Materials: Acrylic Water (the kind florists use), Martini Glasses, Toothpicks, Sculpey, Acrylic Paint, Spray Paint
So, this is a project with a couple of issues- one was an I-D-10-T error (I was being an idiot) and one was more about being unfamiliar with the materials. I'll explain both when we get there. These martinis were made for Milwaukee Repertory Theater's production of 'Cabaret.' We needed spill proof champagne and martini props for the Kit Kat Klub patrons to wave about while they caroused. I did a few samples before I settled on the Acrylic Water. Neither Smooth Cast 325 nor the year old Zeller Opti-Kleer that I had in stock was water white or bubble free, so I ran over to my favorite floral wholesaler, and picked up a bottle of Acrylic Water. This is a two-part acrylic resin that is used in the vases of silk floral arrangements to simulate water. It is easy to work with, water white, virtually bubble free, and has a beautiful refractive quality in a glass. I've never used it before, but I was eager to give it a shot, and I'm glad that I did. (There was no MSDS, and I didn't have time to request one, so I took the same precautions as I would with any two part resin. I used the appropriate PPEs, and worked in a ventilated area.)
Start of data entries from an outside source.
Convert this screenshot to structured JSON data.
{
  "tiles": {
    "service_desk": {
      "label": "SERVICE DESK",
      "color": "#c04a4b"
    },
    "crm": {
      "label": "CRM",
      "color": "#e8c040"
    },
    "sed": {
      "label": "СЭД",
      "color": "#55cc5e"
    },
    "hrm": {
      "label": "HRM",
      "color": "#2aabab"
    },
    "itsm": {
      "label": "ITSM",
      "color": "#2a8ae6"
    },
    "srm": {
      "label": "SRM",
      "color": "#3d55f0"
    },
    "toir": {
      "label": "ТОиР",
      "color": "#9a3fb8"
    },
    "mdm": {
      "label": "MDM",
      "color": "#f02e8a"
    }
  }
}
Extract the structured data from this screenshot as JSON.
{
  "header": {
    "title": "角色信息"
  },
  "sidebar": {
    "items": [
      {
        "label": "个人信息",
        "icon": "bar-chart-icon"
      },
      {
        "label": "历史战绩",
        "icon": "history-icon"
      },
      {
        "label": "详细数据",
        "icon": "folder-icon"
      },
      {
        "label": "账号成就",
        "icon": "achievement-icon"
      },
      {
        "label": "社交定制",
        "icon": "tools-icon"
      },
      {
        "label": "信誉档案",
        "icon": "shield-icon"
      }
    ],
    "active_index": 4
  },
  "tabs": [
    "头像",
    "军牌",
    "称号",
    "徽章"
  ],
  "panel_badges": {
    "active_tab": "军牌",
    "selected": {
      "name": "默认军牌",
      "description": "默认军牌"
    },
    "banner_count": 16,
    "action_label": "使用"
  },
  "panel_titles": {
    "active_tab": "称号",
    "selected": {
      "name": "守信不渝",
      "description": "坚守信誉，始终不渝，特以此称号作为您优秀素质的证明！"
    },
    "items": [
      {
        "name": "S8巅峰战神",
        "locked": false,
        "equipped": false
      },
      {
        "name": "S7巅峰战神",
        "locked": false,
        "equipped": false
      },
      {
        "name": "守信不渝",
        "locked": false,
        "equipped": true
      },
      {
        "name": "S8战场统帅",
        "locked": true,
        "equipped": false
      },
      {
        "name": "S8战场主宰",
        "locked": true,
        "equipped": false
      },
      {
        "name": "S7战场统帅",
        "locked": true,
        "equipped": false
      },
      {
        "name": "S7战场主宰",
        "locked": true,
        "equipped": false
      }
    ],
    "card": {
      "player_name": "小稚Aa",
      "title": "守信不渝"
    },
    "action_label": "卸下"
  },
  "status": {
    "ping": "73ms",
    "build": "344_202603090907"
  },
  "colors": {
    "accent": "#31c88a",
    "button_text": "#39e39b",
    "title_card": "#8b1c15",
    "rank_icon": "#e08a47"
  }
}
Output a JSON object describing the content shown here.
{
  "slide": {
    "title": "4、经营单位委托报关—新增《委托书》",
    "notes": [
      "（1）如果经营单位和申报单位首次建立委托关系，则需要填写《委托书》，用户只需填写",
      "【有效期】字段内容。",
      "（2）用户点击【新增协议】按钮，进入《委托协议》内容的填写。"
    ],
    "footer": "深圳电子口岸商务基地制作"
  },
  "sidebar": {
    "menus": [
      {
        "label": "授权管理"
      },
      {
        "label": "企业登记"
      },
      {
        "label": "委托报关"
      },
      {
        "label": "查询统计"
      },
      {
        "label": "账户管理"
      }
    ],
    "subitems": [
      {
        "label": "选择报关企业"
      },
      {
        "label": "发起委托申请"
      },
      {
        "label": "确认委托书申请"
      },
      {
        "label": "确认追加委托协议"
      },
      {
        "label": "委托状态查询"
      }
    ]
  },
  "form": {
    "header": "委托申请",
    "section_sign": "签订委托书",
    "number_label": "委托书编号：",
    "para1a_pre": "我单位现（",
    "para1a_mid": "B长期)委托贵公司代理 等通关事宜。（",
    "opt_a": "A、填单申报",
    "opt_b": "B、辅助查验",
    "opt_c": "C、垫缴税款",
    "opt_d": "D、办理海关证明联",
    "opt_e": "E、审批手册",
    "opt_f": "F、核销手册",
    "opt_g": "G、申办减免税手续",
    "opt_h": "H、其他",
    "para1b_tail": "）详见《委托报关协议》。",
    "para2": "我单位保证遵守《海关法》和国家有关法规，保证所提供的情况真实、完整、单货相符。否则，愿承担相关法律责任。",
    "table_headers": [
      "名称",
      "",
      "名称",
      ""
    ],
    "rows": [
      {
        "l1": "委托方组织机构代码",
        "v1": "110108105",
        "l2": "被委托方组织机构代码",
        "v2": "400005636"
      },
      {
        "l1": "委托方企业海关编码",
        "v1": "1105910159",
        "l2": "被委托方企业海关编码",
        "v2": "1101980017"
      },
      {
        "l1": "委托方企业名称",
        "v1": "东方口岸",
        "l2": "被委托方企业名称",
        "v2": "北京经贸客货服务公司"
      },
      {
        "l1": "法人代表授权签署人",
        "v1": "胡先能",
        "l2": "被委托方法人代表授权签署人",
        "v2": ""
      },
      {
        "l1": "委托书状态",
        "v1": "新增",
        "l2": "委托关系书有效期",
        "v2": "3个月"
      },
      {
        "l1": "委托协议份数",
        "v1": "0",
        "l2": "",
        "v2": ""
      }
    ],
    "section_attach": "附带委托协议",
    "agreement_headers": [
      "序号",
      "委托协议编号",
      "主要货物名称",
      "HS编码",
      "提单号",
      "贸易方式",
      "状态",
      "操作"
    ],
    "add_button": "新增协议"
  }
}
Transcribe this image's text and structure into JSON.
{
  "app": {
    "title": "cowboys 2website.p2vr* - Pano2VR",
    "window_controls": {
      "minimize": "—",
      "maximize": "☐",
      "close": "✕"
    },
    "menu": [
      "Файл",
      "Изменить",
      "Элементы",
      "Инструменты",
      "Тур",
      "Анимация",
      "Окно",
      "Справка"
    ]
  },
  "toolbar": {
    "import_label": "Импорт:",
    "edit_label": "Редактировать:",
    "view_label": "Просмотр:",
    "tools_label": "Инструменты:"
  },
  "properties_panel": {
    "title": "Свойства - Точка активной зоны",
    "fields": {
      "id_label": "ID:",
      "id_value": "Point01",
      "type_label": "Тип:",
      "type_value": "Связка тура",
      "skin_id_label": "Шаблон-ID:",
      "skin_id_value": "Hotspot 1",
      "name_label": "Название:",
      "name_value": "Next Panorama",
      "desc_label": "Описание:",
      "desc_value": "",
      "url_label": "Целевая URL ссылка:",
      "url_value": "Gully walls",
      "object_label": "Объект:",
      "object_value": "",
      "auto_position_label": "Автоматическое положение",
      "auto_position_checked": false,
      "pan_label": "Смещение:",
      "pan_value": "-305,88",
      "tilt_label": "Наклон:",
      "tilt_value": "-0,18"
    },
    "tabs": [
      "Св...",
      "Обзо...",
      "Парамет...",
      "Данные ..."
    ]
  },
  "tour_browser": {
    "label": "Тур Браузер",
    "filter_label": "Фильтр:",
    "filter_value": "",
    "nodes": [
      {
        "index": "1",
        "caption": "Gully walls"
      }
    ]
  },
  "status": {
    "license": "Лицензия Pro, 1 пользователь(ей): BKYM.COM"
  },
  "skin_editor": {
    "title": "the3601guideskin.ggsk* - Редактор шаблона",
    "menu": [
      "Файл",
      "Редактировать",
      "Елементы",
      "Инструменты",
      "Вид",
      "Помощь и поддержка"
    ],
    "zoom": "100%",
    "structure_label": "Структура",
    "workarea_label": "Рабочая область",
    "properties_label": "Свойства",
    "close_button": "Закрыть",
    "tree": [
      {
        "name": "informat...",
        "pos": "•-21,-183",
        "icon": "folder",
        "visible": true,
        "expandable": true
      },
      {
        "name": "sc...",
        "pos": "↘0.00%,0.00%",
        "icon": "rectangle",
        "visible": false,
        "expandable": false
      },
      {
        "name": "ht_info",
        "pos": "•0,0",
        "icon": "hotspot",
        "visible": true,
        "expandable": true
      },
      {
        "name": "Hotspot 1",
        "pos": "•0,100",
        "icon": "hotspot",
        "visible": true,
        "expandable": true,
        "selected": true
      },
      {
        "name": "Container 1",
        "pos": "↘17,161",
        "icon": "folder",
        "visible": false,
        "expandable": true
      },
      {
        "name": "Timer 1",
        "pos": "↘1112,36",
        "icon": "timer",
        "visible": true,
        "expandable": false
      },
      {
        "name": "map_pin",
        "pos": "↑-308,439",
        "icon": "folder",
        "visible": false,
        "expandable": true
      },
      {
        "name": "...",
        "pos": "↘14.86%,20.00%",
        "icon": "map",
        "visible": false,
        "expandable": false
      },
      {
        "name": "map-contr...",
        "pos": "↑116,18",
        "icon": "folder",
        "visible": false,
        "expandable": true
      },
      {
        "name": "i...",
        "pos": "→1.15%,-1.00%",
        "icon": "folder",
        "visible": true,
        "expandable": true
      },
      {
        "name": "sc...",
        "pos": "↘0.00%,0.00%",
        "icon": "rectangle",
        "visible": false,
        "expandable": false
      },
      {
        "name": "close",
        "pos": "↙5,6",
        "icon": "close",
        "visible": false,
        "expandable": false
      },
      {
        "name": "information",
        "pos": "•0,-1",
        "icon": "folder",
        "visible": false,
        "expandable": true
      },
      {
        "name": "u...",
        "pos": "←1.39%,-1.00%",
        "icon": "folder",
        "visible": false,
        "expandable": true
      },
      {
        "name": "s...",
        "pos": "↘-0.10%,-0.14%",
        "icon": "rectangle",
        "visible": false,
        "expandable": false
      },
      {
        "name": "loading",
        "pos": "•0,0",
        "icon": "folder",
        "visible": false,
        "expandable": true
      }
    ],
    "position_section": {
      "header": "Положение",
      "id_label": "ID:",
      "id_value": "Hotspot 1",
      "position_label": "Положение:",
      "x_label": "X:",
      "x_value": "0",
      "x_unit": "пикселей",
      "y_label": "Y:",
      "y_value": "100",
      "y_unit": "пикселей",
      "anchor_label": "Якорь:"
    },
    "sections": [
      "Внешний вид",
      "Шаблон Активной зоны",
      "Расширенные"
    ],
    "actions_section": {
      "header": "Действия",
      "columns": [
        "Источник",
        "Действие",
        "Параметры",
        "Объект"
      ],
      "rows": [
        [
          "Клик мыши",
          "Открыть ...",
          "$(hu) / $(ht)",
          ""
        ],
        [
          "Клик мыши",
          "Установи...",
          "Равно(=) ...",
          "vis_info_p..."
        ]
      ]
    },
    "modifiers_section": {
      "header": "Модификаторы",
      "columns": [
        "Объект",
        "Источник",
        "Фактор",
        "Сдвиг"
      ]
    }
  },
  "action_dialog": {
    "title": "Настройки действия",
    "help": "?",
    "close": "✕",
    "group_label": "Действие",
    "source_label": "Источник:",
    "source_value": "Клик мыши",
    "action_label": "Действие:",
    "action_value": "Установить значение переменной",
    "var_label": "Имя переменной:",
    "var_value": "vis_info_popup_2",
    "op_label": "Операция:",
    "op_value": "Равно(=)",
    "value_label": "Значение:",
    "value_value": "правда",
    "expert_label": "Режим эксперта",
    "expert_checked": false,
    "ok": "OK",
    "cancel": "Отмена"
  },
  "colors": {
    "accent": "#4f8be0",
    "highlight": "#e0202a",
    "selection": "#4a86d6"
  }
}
Jim Guy, my boss, and Props Director Extraordinaire, found these acrylic martini glasses at World Market. Aside from having a nice look, the thick stems are sturdier than a typical martini glass, which helps to keep them from breaking or tipping when the acrylic makes them top-heavy. Aside from the glass, the most important identifying characteristic of a martini is the olive. These olives are made from white Sculpey brand polymer clay.
|Aren't they hilarious? White model olives!|
I decided to put the two olives on skewers before baking them. This was not the stupid mistake. I went down to our stock hoping to find metal toothpicks. Faced with the decision between wooden toothpicks and plastic toothpicks, I chose plastic. The voice in my head said "Don't do it, they'll melt in the oven," but the tired part of my brain that had been working too hard said "Nah, it'll be fine." STUPID! Here's something I've learned in theater and life. If that little voice in the back of your brain pipes up, it's usually right, don't ignore it. So I baked the Sculpey olives on their plastic toothpicks, and I melted the plastic toothpicks. I didn't melt them entirely, just enough to make them misshapen and saggy. Stupid. Since I was working with limited time, I did my best to straighten them out, painted them silver, and carried on, hoping that the refraction of the acrylic in the round glass and the distance to stage would help me out. Luckily, for the most part, they did.
|Olives before baking.|
I also painted the olives. For the green of the olives, I used Design Master spray paint, for the pimentos, I used red acrylic paint. I probably should have given the spray paint a bit more time to cure, but as I said before, we were pressed for time. I dropped a skewer of olives in each glass, mixed the acrylic according to the directions, poured the martinis, and left them to cure for 24 hours.
Once cured, the acrylic is beautiful and durable, The overall effect from stage is actually very good. There was no reason not to send these martinis on stage. There was, however, a swirl of paint coming off of the olives into the martini. It looks pretty cool actually, but it isn't part of what I intended the martini to be.
I think that if I were to duplicate this project, I would use green and red Sculpey instead of attempting to paint white Sculpey. As it was, we said that I meant to do it, called it a dirty martini, and sent it onstage. I highly doubt that the audience, or even the performers, noticed that anything was amiss. It wasn't the perfect prop that I would have liked it to be, but I learned a few things, and got to try a new product, so I can't complain too much. But hey, if I did it perfectly the first time, what would be the fun of doing it again? Cheers!